Website and app data records:

==================================================

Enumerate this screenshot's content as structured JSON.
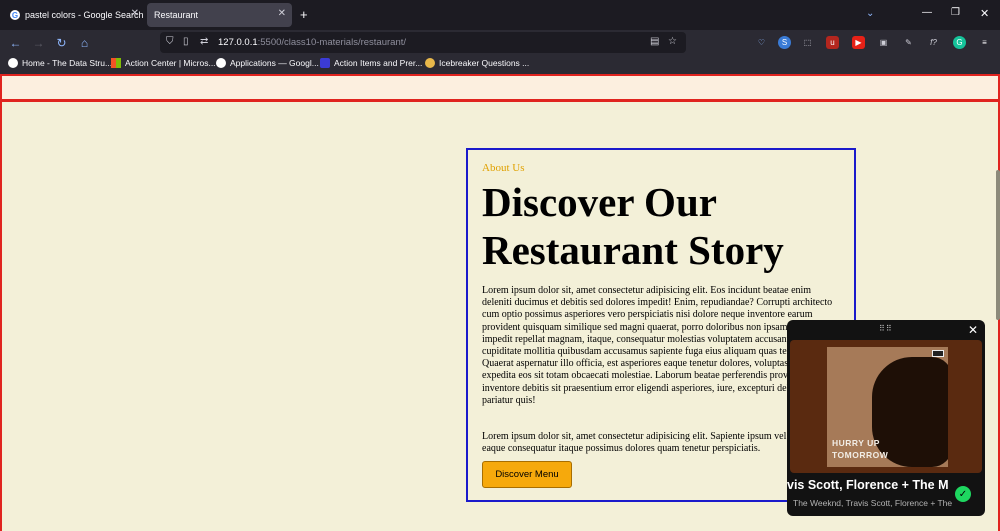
{
  "browser": {
    "tabs": [
      {
        "label": "pastel colors - Google Search",
        "active": false
      },
      {
        "label": "Restaurant",
        "active": true
      }
    ],
    "url_host": "127.0.0.1",
    "url_path": ":5500/class10-materials/restaurant/",
    "bookmarks": [
      {
        "label": "Home - The Data Stru...",
        "icon": "google-icon"
      },
      {
        "label": "Action Center | Micros...",
        "icon": "microsoft-icon"
      },
      {
        "label": "Applications — Googl...",
        "icon": "google-icon"
      },
      {
        "label": "Action Items and Prer...",
        "icon": "bookmark-p-icon"
      },
      {
        "label": "Icebreaker Questions ...",
        "icon": "bookmark-ice-icon"
      }
    ]
  },
  "about": {
    "label": "About Us",
    "heading": "Discover Our Restaurant Story",
    "paragraph1": "Lorem ipsum dolor sit, amet consectetur adipisicing elit. Eos incidunt beatae enim deleniti ducimus et debitis sed dolores impedit! Enim, repudiandae? Corrupti architecto cum optio possimus asperiores vero perspiciatis nisi dolore neque inventore earum provident quisquam similique sed magni quaerat, porro doloribus non ipsam? Distinctio impedit repellat magnam, itaque, consequatur molestias voluptatem accusantium cupiditate mollitia quibusdam accusamus sapiente fuga eius aliquam quas temporibus? Quaerat aspernatur illo officia, est asperiores eaque tenetur dolores, voluptas porro expedita eos sit totam obcaecati molestiae. Laborum beatae perferendis provident inventore debitis sit praesentium error eligendi asperiores, iure, excepturi deleniti pariatur quis!",
    "paragraph2": "Lorem ipsum dolor sit, amet consectetur adipisicing elit. Sapiente ipsum vel cupiditate eaque consequatur itaque possimus dolores quam tenetur perspiciatis.",
    "button": "Discover Menu"
  },
  "media_player": {
    "album_line1": "HURRY UP",
    "album_line2": "TOMORROW",
    "title": "vis Scott, Florence + The M",
    "artists": "The Weeknd, Travis Scott, Florence + The"
  }
}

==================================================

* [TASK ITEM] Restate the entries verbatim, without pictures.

* [ANSWER TO THIS EXERCISE]
Enumerate this screenshot's content as structured JSON.
{
  "browser": {
    "tabs": [
      {
        "label": "pastel colors - Google Search",
        "active": false
      },
      {
        "label": "Restaurant",
        "active": true
      }
    ],
    "url_host": "127.0.0.1",
    "url_path": ":5500/class10-materials/restaurant/",
    "bookmarks": [
      {
        "label": "Home - The Data Stru...",
        "icon": "google-icon"
      },
      {
        "label": "Action Center | Micros...",
        "icon": "microsoft-icon"
      },
      {
        "label": "Applications — Googl...",
        "icon": "google-icon"
      },
      {
        "label": "Action Items and Prer...",
        "icon": "bookmark-p-icon"
      },
      {
        "label": "Icebreaker Questions ...",
        "icon": "bookmark-ice-icon"
      }
    ]
  },
  "about": {
    "label": "About Us",
    "heading": "Discover Our Restaurant Story",
    "paragraph1": "Lorem ipsum dolor sit, amet consectetur adipisicing elit. Eos incidunt beatae enim deleniti ducimus et debitis sed dolores impedit! Enim, repudiandae? Corrupti architecto cum optio possimus asperiores vero perspiciatis nisi dolore neque inventore earum provident quisquam similique sed magni quaerat, porro doloribus non ipsam? Distinctio impedit repellat magnam, itaque, consequatur molestias voluptatem accusantium cupiditate mollitia quibusdam accusamus sapiente fuga eius aliquam quas temporibus? Quaerat aspernatur illo officia, est asperiores eaque tenetur dolores, voluptas porro expedita eos sit totam obcaecati molestiae. Laborum beatae perferendis provident inventore debitis sit praesentium error eligendi asperiores, iure, excepturi deleniti pariatur quis!",
    "paragraph2": "Lorem ipsum dolor sit, amet consectetur adipisicing elit. Sapiente ipsum vel cupiditate eaque consequatur itaque possimus dolores quam tenetur perspiciatis.",
    "button": "Discover Menu"
  },
  "media_player": {
    "album_line1": "HURRY UP",
    "album_line2": "TOMORROW",
    "title": "vis Scott, Florence + The M",
    "artists": "The Weeknd, Travis Scott, Florence + The"
  }
}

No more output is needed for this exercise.